Churches and other religious entities in and around Pretoria need to be more cautious of their surroundings to avoid falling victim to robbers preying on them.
Pretoria Central SA Police Service (SAPS) station commander Brigadier Gibin Hlengane Mashaba made the appeal on Wednesday, following a spate of robberies, SAPS Pretoria Central spokesperson Constable Thabang Nkhumise said.
“This comes after the current incidents that have taken place within the province where some of the churches were robbed in broad daylight of their neck ties, equipment and other personal belongings,” Nkhumise said.
“It has sparked a whole lot of fear among the community. A video clip has also been doing rounds on social media platforms, where a congregation was robbed while the sermon was taking place,” he said.
“The (police) station calls on the community to work together with the police to ensure that such acts are minimised and to instil safety and security, especially on Sundays.”
The Pretoria Central police station has brought in other law enforcement agencies to assist in patrolling and policing the church premises in their policing precinct, and to heighten police visibility.
This week, the station conducted an awareness campaign in the city centre, tackling various issues relating to crime in the CBD.
“Churches should take note of the following safety precautions - when faced with a situation or any threat, remember to remain calm and adhere to instructions given by the culprits. In life threatening situations, do not take matters into your own hands to avoid danger or possibility of being injured,” said Nkhumise.
“While worshipping, avoid keeping valuable items such as bags, wallets, cellphones, cameras, car keys and other equipment in your possession, just in case. The church should come up with other ways of collecting tithes and offerings and avoid using money, or keeping money within premises.”
The police also appealed to places of worship to beef up their security and ensure that access is controlled.
“Minimise conducting sermons at night, especially heading into the festive season,” said Nkhumise.
“The station commander (Mashaba) says more interventions will take place to find ways to address such possible threats. He also urged all the places of worship to come on board and work with the police.”
As the December festive period approaches, police in Pretoria central have assured community members that SAPS vehicles manned by dedicated crime prevention teams including police reservists, community safety patrollers, and Community Policing Forum members and the newly-established Gauteng crime prevention wardens will be deployed to serve communities.
Earlier this year, as thousands of young people streamed into Tshwane to take up study opportunities at numerous institutions dotted across the metro, the police warned against prowling criminals and bogus institutions of learning.
At the time, Nkhumise said students and job-seekers were flocking into the city, and he urged them to be vigilant.
“The new academic year has kicked off and many will be flocking into the city with the hope of getting enrolled in various institutions, colleges and universities.
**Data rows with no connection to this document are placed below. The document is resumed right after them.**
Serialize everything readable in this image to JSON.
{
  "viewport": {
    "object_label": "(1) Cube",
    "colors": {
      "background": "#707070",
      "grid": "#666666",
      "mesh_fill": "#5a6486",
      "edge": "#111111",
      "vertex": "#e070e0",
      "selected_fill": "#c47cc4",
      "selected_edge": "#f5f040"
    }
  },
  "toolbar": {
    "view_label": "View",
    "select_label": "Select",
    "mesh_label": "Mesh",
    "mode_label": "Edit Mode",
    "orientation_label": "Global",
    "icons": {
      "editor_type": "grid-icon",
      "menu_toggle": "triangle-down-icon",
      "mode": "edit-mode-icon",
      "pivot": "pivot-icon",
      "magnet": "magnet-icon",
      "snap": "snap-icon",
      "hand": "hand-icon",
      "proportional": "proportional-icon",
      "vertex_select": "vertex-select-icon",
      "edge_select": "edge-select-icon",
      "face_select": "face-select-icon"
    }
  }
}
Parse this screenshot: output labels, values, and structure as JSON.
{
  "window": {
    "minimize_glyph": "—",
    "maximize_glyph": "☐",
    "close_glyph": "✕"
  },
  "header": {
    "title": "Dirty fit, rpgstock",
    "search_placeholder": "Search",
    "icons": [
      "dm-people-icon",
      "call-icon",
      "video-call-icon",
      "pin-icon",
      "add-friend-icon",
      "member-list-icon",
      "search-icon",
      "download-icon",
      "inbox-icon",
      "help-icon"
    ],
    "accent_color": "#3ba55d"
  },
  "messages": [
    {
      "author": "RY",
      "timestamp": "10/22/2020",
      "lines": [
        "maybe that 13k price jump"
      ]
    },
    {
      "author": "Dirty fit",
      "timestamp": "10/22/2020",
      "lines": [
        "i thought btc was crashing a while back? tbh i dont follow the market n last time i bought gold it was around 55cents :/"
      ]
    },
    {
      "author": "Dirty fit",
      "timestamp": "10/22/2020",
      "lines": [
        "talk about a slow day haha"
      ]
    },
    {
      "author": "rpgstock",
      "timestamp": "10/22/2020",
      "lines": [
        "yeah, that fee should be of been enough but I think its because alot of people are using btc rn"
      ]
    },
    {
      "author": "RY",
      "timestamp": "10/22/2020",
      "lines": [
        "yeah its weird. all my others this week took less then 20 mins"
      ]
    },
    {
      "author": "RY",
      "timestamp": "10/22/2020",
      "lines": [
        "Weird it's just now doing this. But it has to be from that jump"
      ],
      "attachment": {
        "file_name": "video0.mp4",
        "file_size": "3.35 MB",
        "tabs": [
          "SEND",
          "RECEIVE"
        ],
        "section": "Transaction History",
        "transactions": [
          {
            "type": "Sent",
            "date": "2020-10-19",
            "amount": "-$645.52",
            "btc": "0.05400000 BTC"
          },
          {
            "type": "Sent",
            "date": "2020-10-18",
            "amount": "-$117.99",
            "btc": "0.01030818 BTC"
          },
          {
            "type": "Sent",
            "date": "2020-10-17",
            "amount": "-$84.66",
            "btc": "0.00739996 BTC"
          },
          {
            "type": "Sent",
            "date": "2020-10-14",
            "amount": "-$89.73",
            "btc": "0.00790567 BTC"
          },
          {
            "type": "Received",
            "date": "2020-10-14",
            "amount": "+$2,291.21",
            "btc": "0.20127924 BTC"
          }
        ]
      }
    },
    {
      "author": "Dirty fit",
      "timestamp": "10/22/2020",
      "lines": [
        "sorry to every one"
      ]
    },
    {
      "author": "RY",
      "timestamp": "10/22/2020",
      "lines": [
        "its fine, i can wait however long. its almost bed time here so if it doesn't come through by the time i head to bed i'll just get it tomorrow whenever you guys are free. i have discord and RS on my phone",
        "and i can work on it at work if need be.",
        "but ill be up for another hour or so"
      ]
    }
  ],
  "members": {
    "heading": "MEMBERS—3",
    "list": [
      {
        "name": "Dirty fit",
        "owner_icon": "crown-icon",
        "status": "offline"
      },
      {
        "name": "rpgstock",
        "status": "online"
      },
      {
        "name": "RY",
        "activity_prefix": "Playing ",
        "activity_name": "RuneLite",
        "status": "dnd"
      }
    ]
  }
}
A lot of students and job-seekers will be in the city to seek greater opportunities, and we urge them to be more vigilant of the criminal patterns that are currently taking place within the inner city,” he said.